Graphic by Catherine Buchaniec
Researchers from Northwestern, Harvard University and Rutgers University found that the last six months have been critical in shaping voters’ top priorities.
The researchers conducted a two-wave survey of over 20,000 voters in September and October, where nearly one-third of national respondents identified COVID-19 as a top issue. Coronavirus also topped the list in every state except Alaska, where climate change came out ahead. Other top issues included racism, the economy, healthcare, and crime and violence.
Nationally, respondents listed top issues that are in line with issues former Vice President Joe Biden has emphasized — racism and healthcare were ranked second and forth. The issues President Donald Trump has emphasized — the economy and crime and violence — were ranked third and fifth.

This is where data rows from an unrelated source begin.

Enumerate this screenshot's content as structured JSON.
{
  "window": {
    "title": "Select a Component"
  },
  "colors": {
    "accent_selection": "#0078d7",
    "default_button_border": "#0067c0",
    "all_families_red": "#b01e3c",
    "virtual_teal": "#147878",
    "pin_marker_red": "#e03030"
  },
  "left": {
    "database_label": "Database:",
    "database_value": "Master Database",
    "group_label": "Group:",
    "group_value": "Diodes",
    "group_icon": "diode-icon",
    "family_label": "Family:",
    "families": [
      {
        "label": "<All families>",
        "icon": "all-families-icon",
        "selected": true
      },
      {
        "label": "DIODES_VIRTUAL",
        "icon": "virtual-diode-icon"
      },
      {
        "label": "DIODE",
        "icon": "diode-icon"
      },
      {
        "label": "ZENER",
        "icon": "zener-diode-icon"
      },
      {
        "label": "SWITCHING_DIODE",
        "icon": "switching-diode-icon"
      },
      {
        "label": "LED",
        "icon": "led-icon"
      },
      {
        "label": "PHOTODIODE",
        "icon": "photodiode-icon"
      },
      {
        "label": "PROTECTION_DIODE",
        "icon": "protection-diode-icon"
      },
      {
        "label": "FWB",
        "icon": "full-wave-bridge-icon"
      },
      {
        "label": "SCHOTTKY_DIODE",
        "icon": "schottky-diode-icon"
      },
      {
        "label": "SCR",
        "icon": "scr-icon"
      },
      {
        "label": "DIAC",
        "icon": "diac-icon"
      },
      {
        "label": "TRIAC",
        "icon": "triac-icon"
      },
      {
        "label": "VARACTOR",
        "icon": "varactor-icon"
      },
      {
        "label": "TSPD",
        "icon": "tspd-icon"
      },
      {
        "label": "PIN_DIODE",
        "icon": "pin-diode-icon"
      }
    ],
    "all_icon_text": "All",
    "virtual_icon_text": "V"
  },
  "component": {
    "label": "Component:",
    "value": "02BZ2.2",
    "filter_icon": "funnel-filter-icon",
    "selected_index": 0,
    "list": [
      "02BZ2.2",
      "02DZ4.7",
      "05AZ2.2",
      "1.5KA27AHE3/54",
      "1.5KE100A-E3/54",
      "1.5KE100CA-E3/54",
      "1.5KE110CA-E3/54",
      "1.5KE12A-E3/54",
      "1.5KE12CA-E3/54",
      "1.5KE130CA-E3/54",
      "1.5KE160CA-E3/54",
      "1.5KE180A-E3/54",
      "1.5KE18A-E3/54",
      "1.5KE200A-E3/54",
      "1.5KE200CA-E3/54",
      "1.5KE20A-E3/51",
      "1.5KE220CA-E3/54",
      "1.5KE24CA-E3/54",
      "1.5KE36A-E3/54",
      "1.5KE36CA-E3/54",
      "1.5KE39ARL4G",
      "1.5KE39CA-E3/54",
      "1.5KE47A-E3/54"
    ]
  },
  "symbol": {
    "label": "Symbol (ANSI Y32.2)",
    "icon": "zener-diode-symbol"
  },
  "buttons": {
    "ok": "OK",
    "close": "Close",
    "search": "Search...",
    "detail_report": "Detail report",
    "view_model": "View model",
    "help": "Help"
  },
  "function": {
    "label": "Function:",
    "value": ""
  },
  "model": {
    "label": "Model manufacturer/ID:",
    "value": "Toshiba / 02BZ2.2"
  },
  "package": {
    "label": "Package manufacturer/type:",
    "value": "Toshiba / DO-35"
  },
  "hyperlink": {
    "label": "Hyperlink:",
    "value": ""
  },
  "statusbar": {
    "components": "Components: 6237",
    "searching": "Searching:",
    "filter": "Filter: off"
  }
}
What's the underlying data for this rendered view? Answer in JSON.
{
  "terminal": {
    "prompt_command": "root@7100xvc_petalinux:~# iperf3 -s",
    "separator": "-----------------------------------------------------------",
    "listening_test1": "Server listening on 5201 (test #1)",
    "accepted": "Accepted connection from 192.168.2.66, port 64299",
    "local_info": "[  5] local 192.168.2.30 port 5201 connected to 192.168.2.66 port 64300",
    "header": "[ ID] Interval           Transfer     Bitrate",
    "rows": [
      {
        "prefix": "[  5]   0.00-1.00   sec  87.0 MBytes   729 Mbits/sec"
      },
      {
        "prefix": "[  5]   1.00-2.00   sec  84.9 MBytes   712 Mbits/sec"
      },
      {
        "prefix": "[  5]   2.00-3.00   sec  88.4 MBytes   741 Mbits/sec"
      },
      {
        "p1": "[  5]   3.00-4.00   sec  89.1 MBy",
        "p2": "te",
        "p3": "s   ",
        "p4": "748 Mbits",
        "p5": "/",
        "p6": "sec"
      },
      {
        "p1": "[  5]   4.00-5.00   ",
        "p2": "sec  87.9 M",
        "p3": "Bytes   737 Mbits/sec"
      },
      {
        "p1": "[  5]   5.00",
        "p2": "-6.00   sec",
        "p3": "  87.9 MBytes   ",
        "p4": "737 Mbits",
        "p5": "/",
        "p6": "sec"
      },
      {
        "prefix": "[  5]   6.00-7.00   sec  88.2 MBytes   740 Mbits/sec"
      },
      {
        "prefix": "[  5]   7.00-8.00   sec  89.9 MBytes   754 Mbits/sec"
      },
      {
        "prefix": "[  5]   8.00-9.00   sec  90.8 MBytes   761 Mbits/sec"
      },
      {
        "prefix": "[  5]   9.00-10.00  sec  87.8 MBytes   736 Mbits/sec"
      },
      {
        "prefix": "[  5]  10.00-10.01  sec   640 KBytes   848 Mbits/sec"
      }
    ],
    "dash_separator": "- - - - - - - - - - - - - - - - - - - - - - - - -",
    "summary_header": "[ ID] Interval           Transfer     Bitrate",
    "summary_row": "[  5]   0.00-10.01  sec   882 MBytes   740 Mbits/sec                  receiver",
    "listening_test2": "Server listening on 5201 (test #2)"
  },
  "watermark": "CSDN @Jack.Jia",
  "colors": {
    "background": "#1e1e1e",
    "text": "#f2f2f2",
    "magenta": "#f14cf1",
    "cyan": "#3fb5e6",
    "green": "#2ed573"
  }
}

Among respondents who listed racism as a number two issue, four out of five said they would vote for Biden. Of respondents who listed crime and violence as their number two issue, two out of three said they would vote for Trump.
By state, however, researchers found more of a discrepancy in voters’ key issues beyond COVID-19. Racism, healthcare, and crime and violence were the top three issues in 43 out of 50 states with 17 choosing racism, 18 choosing crime and violence, and eight choosing healthcare as number one.
In key swing states, the study found a shift between September and October from the issues Biden highlights and the issues Trump highlights. While racism was the number two issue in both Wisconsin and Florida during the September wave of the survey, the majority top issue shifted to the economy in both states by October.
The study also showed a clear correlation between top issues and the demographics of voters, including partisanship, age and race or ethnicity. Democrats most frequently cited racism, climate change and healthcare as issues. Republicans chose healthcare but also crime and violence, abortion and the economy as top concerns. While White respondents were most likely to name healthcare as their top issue after COVID-19, Black respondents were most likely to choose racism and were far more likely than any other ethnic group to choose racism or police brutality as number one issues, even above COVID-19.
The study found young voters in battleground states were most likely to choose racism or climate change as top issues, while older voters were most likely to choose the economy or healthcare.
Email: [email protected]
— Election results unclear as Michigan, Pennsylvania, other battleground states still counting votes
— Evanston organizations react to ongoing 2020 presidential election resultsc